Just 15% of Australian workers are in a union. Nearly all of those are public servants or other white collar workers. The only real redoubt of blue collar unionism left is the building trades, where being a union member is often simply a necessary evil of being allowed to work on big construction projects.
But, as we saw in Melbourne last year, even the rank and file of the building unions are turning on the union bosses with undisguised fury. And the bosses and their Labor mates shat themselves.
Only a fraternity of freedom-minded men (and some women) could come together to scare the political class witless like that. They were scared to such an extent that Labor leader and current MP Bill Shorten had to go on the air and baselessly call CFMEU members neo-Nazis, comically blind to the irony.
This wasn’t the first time Shorten had betrayed the workers he purports to stand for, of course. As a union boss himself, he sneakily sold out the lowest-paid workers in the country, negotiating worse pay and conditions than they already had, in return for kickbacks from employers. Shorten also funneled union money to far-left activist group GetUp, whose campaigns against coal mining, amongst other causes, directly attack union members’ jobs.
Shorten is just the small, nasty avatar of a wider rot in the left: while pretending to champion the poor and working-class, the left is uniformly university-educated, middle and upper-class. And they not-so-subtly despise the working-class, whom they sneer at as uneducated “deplorables”.
While the working class may not be indoctrinated by university-education groupthink, they have a long streak of plain common sense that puts the elites to shame. As Orwell said, they’re simply not fool enough to believe the nonsense so beloved of the “intelligentsia”.
Among all this middle class moralising and senseless globalist chatter burped out by our leaders, the working class are increasingly the ones with the smarts, sense, and strength to stand up and say what’s right. It’s time for Australia’s workers to start shouting again. Not just for the good of themselves, but for the good of the country.
Non-graduates are overwhelmingly sceptical of Climate Change. They reject Big Australia. They recognise that 20-30 years of uninterrupted mass migration has indeed grown the size of the economic pie, but reduced working people’s share. They’ve seen their wages stagnate at a time when corporate earnings have skyrocketed. They’ve watched their home-owning dreams crumble while the top end of town buys the block. They tend to their shrinking gardens as crime runs rampant and dole-bludgers get double pay. And they’re left scratching their heads, wondering why the media says nothing.
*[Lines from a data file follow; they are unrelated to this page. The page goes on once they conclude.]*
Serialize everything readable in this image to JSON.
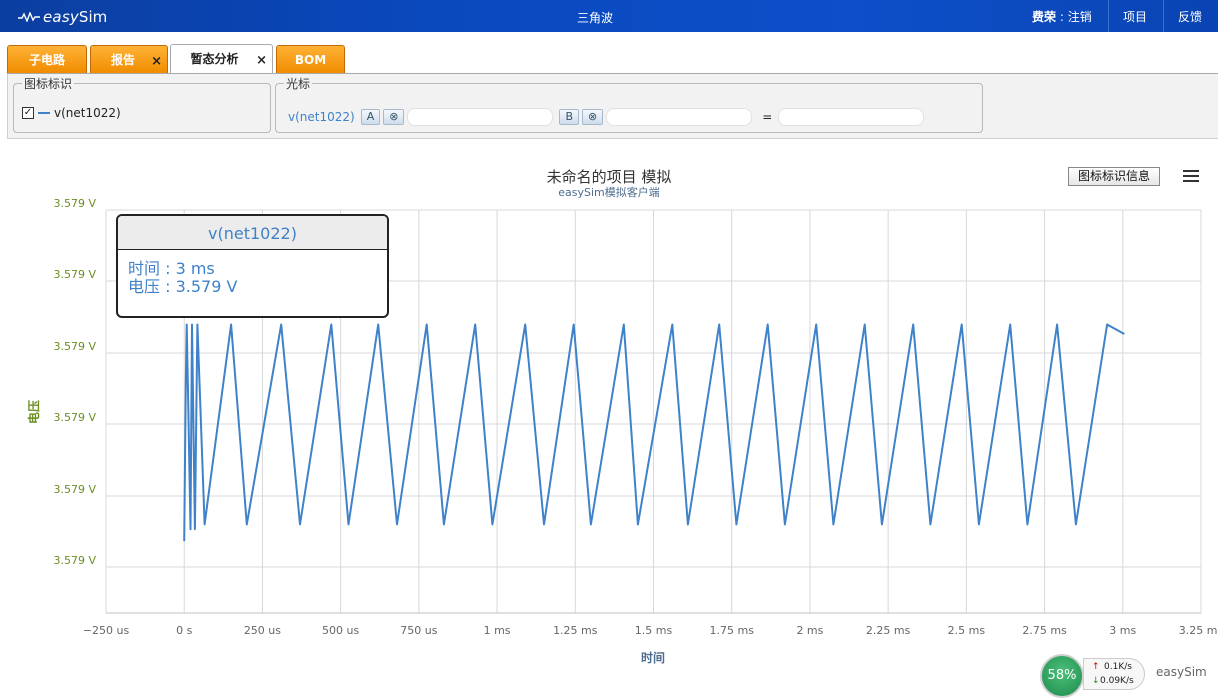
{
  "app": {
    "logo": {
      "easy": "easy",
      "sim": "Sim"
    },
    "title": "三角波",
    "user_label": "费荣",
    "user_sep": " : ",
    "logout": "注销",
    "nav_projects": "项目",
    "nav_feedback": "反馈"
  },
  "tabs": [
    {
      "label": "子电路",
      "closable": false
    },
    {
      "label": "报告",
      "closable": true
    },
    {
      "label": "暂态分析",
      "closable": true,
      "active": true
    },
    {
      "label": "BOM",
      "closable": false
    }
  ],
  "tab_close_glyph": "×",
  "legend_panel": {
    "title": "图标标识",
    "item_label": "v(net1022)",
    "checked": true
  },
  "cursor_panel": {
    "title": "光标",
    "signal": "v(net1022)",
    "btn_a": "A",
    "btn_clear": "⊗",
    "btn_b": "B",
    "equals": "="
  },
  "chart": {
    "title": "未命名的项目 模拟",
    "subtitle": "easySim模拟客户端",
    "legend_button": "图标标识信息",
    "menu_icon": "hamburger-icon",
    "series_color": "#3f82c9",
    "ytick_color": "#6b8e23"
  },
  "tooltip": {
    "title": "v(net1022)",
    "line1": "时间 : 3 ms",
    "line2": "电压 : 3.579 V"
  },
  "status": {
    "percent": "58%",
    "up": "0.1K/s",
    "down": "0.09K/s",
    "brand": "easySim"
  },
  "chart_data": {
    "type": "line",
    "series": [
      {
        "name": "v(net1022)",
        "x_us": [
          0,
          5,
          8,
          12,
          20,
          25,
          34,
          42,
          65,
          150,
          200,
          310,
          370,
          470,
          525,
          620,
          680,
          775,
          830,
          930,
          985,
          1090,
          1150,
          1245,
          1300,
          1405,
          1450,
          1560,
          1610,
          1710,
          1765,
          1865,
          1920,
          2020,
          2075,
          2175,
          2230,
          2330,
          2385,
          2485,
          2540,
          2640,
          2695,
          2790,
          2850,
          2950,
          3005
        ],
        "y_norm": [
          0.05,
          0.72,
          0.96,
          0.68,
          0.1,
          0.96,
          0.1,
          0.96,
          0.12,
          0.96,
          0.12,
          0.96,
          0.12,
          0.96,
          0.12,
          0.96,
          0.12,
          0.96,
          0.12,
          0.96,
          0.12,
          0.96,
          0.12,
          0.96,
          0.12,
          0.96,
          0.12,
          0.96,
          0.12,
          0.96,
          0.12,
          0.96,
          0.12,
          0.96,
          0.12,
          0.96,
          0.12,
          0.96,
          0.12,
          0.96,
          0.12,
          0.96,
          0.12,
          0.96,
          0.12,
          0.96,
          0.92
        ]
      }
    ],
    "x_ticks": [
      "−250 us",
      "0 s",
      "250 us",
      "500 us",
      "750 us",
      "1 ms",
      "1.25 ms",
      "1.5 ms",
      "1.75 ms",
      "2 ms",
      "2.25 ms",
      "2.5 ms",
      "2.75 ms",
      "3 ms",
      "3.25 ms"
    ],
    "xlim_us": [
      -250,
      3250
    ],
    "y_ticks": [
      "3.579 V",
      "3.579 V",
      "3.579 V",
      "3.579 V",
      "3.579 V",
      "3.579 V"
    ],
    "xlabel": "时间",
    "ylabel": "电压",
    "grid": true
  }
}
Because the media are part of the elite, clustered into the fashionable inner-city terraces of Melbourne, or in the case of the ABC, within cycling distance of the ultra-exclusive Sydney harbourside enclave of Ultimo. In a you-just-couldn’t-make-it-up moment, an ABC executive sent journalists out to discover “the other Australia”… all of 10kms away, to Bankstown.
On the other side of the tracks, as the recent election proves, the rich and highly educated have mostly lost their minds. Dwelling on far away and fanciful abstractions, the wealthiest electorates in Australia have overwhelmingly chosen to vote for the high-taxing Teals and big-government Greens. In the cities, rainbow flags drape over offices, lobbies, necks and corporate logos. Rather than celebrate the country that gave them their riches and comfort in the first place, they instead choose to try and destroy it, with inner-city councils fighting to change the one day a year we might all come together in celebration.
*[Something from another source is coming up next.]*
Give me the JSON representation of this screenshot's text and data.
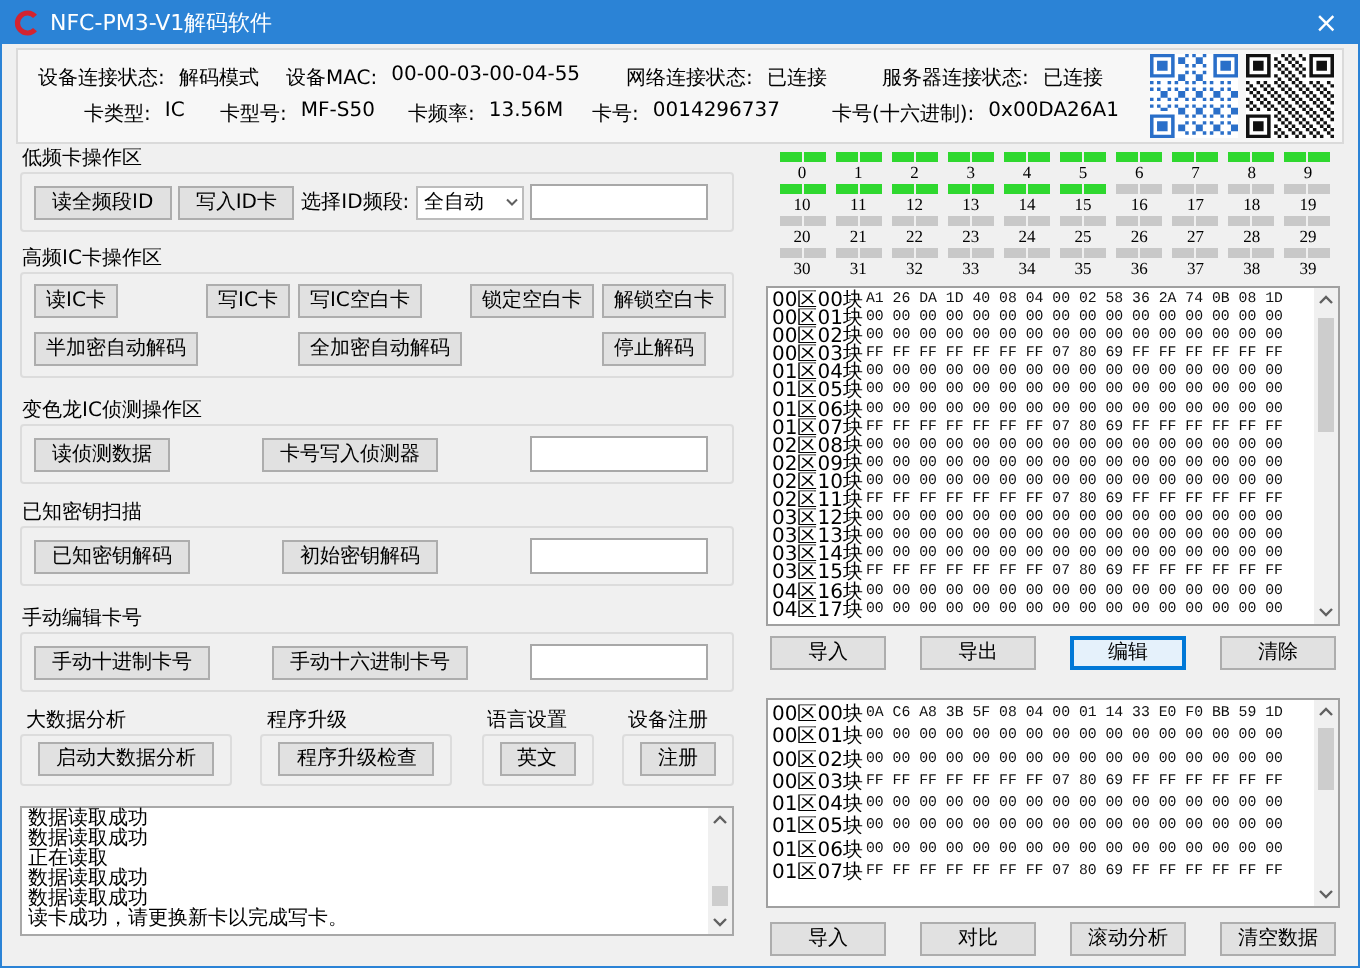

The great monomania of the left is “diversity”: try and spot any diversity in a Greens-voting suburb. In the Greens’ Melbourne epicentre, Fitzroy, the white, wealthy Greens voters actively flee the diversity of the nearby Housing Commission towers, where their beloved refugees actually live. Instead of sending their kids to nearby Fitzroy Primary, with the highest concentration of African kids in Australia, the privileged white Greens voters load their precious offspring into their SUVs and drive them to exclusive (and nearly entirely white) private schools several suburbs away.
There’s a clear divide between top and bottom here, and something is seriously wrong at the top. I strongly believe in the future of this country, but as others have noted, our leaders are failing us. If we’re to get Australia back on track, the people who build the country may also need to run the country.Spectator Australia
Well, don’t look to Labor for that. The last Labor politician to ever hold a job outside politics, John Faulkner (and he was a white-collar teacher), retired years ago.